- _Dataset excerpts_:

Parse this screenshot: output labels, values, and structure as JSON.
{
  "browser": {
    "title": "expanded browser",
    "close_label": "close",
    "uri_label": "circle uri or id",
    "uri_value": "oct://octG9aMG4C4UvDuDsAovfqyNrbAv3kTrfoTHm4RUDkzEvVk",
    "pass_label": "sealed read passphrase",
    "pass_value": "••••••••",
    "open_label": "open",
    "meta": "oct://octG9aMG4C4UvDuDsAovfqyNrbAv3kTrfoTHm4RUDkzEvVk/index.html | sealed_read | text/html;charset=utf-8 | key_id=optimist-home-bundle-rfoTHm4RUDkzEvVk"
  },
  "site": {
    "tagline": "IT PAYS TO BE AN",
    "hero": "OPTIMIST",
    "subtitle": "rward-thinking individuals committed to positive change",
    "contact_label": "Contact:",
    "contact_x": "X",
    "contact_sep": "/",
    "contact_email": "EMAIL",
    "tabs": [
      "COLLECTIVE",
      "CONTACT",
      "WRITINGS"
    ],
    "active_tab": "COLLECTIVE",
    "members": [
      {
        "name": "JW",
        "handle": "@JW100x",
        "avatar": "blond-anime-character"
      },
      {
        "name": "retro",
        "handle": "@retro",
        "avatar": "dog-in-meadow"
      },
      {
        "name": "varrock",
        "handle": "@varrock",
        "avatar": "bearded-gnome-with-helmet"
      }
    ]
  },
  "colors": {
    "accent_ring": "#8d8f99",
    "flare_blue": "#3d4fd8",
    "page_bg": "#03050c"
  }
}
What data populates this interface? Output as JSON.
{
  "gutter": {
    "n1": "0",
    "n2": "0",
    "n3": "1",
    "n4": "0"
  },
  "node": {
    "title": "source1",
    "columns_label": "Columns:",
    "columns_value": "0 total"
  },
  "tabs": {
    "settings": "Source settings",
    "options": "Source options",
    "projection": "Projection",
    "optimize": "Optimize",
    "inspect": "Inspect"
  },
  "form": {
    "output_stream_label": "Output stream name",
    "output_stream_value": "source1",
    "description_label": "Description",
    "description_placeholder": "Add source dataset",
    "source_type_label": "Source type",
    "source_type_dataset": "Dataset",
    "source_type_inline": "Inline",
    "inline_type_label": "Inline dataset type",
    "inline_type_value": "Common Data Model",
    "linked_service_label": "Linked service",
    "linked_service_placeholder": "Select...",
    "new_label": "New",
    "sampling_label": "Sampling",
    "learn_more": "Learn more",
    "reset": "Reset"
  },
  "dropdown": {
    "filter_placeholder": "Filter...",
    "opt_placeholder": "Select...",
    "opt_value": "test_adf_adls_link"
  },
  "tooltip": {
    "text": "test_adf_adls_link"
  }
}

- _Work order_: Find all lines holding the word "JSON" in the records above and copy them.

- _Your response_:
Parse this screenshot: output labels, values, and structure as JSON.
What data populates this interface? Output as JSON.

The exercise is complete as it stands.